Task details: Collect every line in the records below that contains the word "Haylage".

Dataset records: Begin

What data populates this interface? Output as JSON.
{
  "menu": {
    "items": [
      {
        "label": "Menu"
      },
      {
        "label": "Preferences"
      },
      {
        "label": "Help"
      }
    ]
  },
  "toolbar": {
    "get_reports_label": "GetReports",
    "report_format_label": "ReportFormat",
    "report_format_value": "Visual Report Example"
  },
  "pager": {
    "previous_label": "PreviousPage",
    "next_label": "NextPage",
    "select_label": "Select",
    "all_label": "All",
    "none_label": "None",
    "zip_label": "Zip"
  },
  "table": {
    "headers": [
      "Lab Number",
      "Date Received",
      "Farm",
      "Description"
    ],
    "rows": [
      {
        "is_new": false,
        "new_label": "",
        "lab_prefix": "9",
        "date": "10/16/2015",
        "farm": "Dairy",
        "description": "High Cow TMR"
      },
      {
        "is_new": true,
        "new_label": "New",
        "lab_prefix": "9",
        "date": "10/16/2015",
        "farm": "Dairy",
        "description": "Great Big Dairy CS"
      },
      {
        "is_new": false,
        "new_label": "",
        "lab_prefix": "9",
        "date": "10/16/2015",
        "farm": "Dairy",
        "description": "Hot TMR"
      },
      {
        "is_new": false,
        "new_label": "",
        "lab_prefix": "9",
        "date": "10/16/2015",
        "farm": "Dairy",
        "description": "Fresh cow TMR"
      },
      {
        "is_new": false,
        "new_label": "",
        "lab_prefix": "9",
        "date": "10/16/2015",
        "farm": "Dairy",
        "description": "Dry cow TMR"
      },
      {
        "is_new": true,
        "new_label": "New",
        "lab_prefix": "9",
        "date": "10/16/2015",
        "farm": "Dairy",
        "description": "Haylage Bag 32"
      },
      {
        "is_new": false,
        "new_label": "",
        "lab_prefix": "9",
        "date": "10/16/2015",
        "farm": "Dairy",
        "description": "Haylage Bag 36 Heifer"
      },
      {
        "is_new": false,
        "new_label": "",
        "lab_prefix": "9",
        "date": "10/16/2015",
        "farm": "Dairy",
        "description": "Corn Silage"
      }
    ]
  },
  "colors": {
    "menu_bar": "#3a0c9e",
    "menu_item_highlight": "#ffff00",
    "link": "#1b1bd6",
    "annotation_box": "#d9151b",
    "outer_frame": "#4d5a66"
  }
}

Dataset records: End

Written solution:
        "description": "Haylage Bag 32"
        "description": "Haylage Bag 36 Heifer"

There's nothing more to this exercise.